Each entry should appear in the answer exactly as written.

Source data:
□ □ □ □

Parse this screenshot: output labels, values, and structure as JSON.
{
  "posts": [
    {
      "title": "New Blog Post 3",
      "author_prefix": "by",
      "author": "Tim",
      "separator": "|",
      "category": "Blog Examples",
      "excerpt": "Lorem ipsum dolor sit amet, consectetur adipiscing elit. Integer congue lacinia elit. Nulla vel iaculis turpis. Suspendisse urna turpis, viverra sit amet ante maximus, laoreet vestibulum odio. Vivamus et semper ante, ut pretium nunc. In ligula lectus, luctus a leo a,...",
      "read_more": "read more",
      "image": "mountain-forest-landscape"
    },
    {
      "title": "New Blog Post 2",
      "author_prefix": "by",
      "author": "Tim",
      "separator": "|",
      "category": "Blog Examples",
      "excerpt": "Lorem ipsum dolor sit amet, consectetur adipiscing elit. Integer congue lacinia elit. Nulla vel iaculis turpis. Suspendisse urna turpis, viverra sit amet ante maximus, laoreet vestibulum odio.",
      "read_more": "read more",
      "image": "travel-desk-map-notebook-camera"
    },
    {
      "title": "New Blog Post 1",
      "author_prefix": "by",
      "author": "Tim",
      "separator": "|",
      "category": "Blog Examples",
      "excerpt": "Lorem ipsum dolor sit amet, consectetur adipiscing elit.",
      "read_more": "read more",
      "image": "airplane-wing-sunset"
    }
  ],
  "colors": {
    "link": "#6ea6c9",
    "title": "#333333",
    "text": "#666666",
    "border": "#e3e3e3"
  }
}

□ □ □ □

Output of the task ▸
Parse this screenshot: output labels, values, and structure as JSON.
{
  "posts": [
    {
      "title": "New Blog Post 3",
      "author_prefix": "by",
      "author": "Tim",
      "separator": "|",
      "category": "Blog Examples",
      "excerpt": "Lorem ipsum dolor sit amet, consectetur adipiscing elit. Integer congue lacinia elit. Nulla vel iaculis turpis. Suspendisse urna turpis, viverra sit amet ante maximus, laoreet vestibulum odio. Vivamus et semper ante, ut pretium nunc. In ligula lectus, luctus a leo a,...",
      "read_more": "read more",
      "image": "mountain-forest-landscape"
    },
    {
      "title": "New Blog Post 2",
      "author_prefix": "by",
      "author": "Tim",
      "separator": "|",
      "category": "Blog Examples",
      "excerpt": "Lorem ipsum dolor sit amet, consectetur adipiscing elit. Integer congue lacinia elit. Nulla vel iaculis turpis. Suspendisse urna turpis, viverra sit amet ante maximus, laoreet vestibulum odio.",
      "read_more": "read more",
      "image": "travel-desk-map-notebook-camera"
    },
    {
      "title": "New Blog Post 1",
      "author_prefix": "by",
      "author": "Tim",
      "separator": "|",
      "category": "Blog Examples",
      "excerpt": "Lorem ipsum dolor sit amet, consectetur adipiscing elit.",
      "read_more": "read more",
      "image": "airplane-wing-sunset"
    }
  ],
  "colors": {
    "link": "#6ea6c9",
    "title": "#333333",
    "text": "#666666",
    "border": "#e3e3e3"
  }
}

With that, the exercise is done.